Trump’s threat came after continued aggression from North Korea, which recently conducted its most powerful nuclear test.
If the president followed through on his threat, it would would mean ending trade with China, the United States’ largest trade partner. According to 2015 data from the Census Bureau and Bureau of Economic Analysis, the value of trade in goods and services between the U.S. and China is about $663 billion.
China accounts for the vast majority of North Korean exports and imports. But other countries that do business with North Korea include India, Pakistan, Saudi Arabia, Mexico, Brazil, Chile, Thailand, the Philippines and Russia, according to data from MIT’s Observatory of Economic Complexity.
Taylor Griffin, a former Treasury spokesman and White House staffer for President George W. Bush, told NBC News the economic impact of Trump’s threat would be “apocalyptic.”

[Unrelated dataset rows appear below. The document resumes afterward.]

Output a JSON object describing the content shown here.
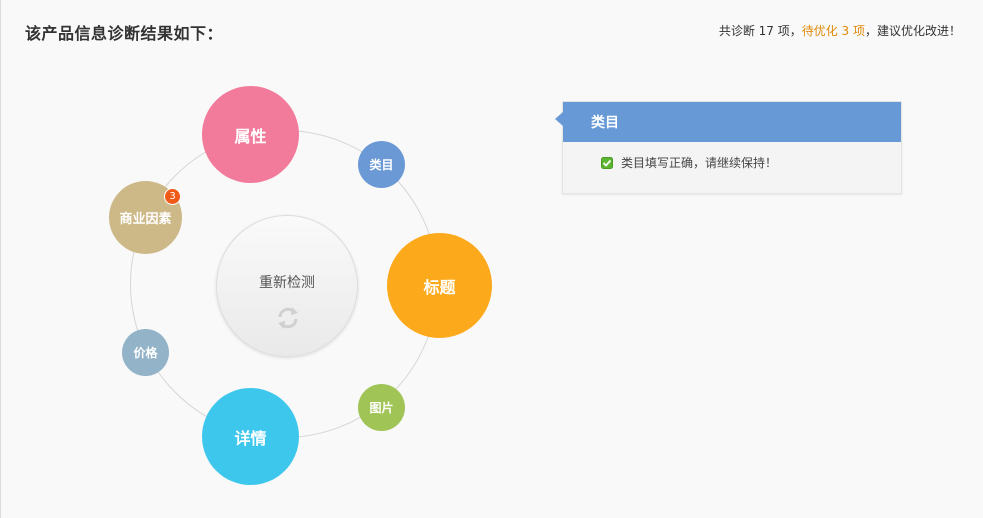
{
  "header": {
    "title": "该产品信息诊断结果如下："
  },
  "summary": {
    "prefix": "共诊断 17 项，",
    "warn": "待优化 3 项",
    "suffix": "，建议优化改进！"
  },
  "recheck": {
    "label": "重新检测"
  },
  "bubbles": {
    "attr": "属性",
    "category": "类目",
    "business": "商业因素",
    "title": "标题",
    "price": "价格",
    "image": "图片",
    "detail": "详情"
  },
  "badge": {
    "count": "3"
  },
  "panel": {
    "title": "类目",
    "message": "类目填写正确，请继续保持！"
  },
  "colors": {
    "attr": "#f27b9b",
    "category": "#6b99d6",
    "business": "#cdb888",
    "title": "#fda91c",
    "price": "#93b3c8",
    "image": "#a1c457",
    "detail": "#3dc7ec",
    "badge": "#f05a18",
    "panel_head": "#6699d6",
    "warn_text": "#e08a0a"
  },
  "icons": {
    "recheck": "refresh-icon",
    "panel_row": "check-icon"
  }
}
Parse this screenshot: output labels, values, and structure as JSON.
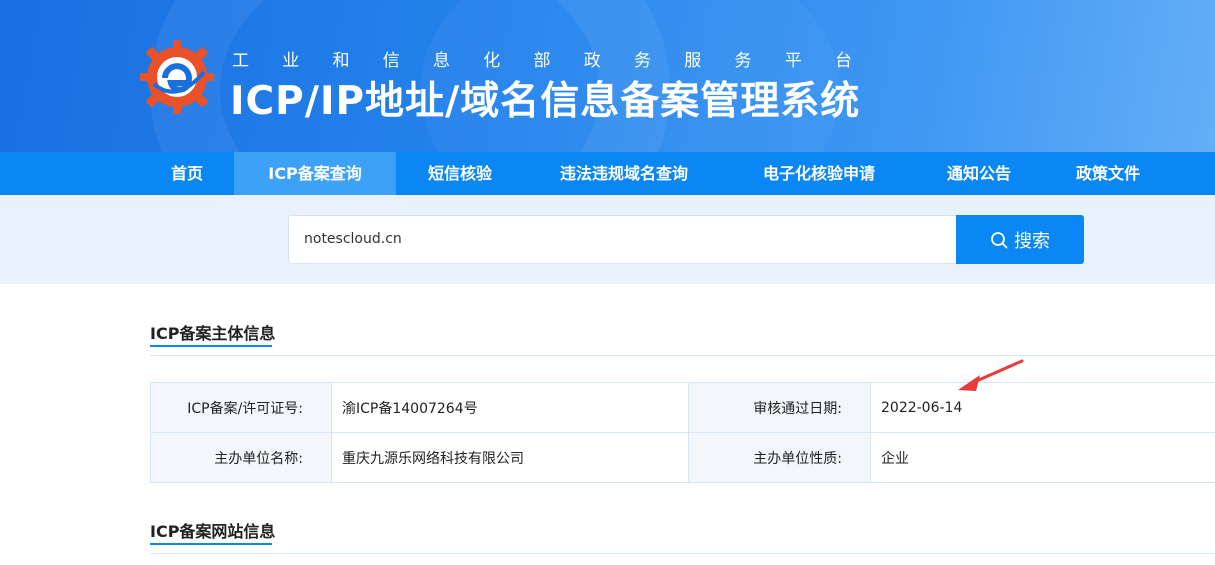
{
  "header": {
    "subtitle_chars": [
      "工",
      "业",
      "和",
      "信",
      "息",
      "化",
      "部",
      "政",
      "务",
      "服",
      "务",
      "平",
      "台"
    ],
    "title": "ICP/IP地址/域名信息备案管理系统"
  },
  "nav": {
    "items": [
      {
        "label": "首页"
      },
      {
        "label": "ICP备案查询"
      },
      {
        "label": "短信核验"
      },
      {
        "label": "违法违规域名查询"
      },
      {
        "label": "电子化核验申请"
      },
      {
        "label": "通知公告"
      },
      {
        "label": "政策文件"
      }
    ],
    "active_index": 1
  },
  "search": {
    "value": "notescloud.cn",
    "button_label": "搜索"
  },
  "subject_section": {
    "title": "ICP备案主体信息",
    "rows": [
      [
        {
          "label": "ICP备案/许可证号:",
          "value": "渝ICP备14007264号"
        },
        {
          "label": "审核通过日期:",
          "value": "2022-06-14"
        }
      ],
      [
        {
          "label": "主办单位名称:",
          "value": "重庆九源乐网络科技有限公司"
        },
        {
          "label": "主办单位性质:",
          "value": "企业"
        }
      ]
    ]
  },
  "website_section": {
    "title": "ICP备案网站信息"
  },
  "colors": {
    "primary": "#0a86f5",
    "nav_active": "#3da1f7",
    "search_strip": "#e8f2fc",
    "annotation_arrow": "#e8393b"
  }
}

Ron Elving, a senior editor and correspondent on NPR’s Washington desk, said cutting off trade would be “an economic tsunami beyond description.”
Geng Shuang, a Chinese foreign ministry spokesman, said Monday Trump’s comments were “unfair.”
“What is definitely unacceptable to us is that on the one hand we work so hard to peacefully resolve this issue and on the other hand our interests are subject to sanctions and jeopardized,” Shuang said, according to ABC News. “This is unfair.”
Trump has repeatedly taunted China over North Korea and accused them of refusing to help isolate the country despite its repeated nuclear aggression.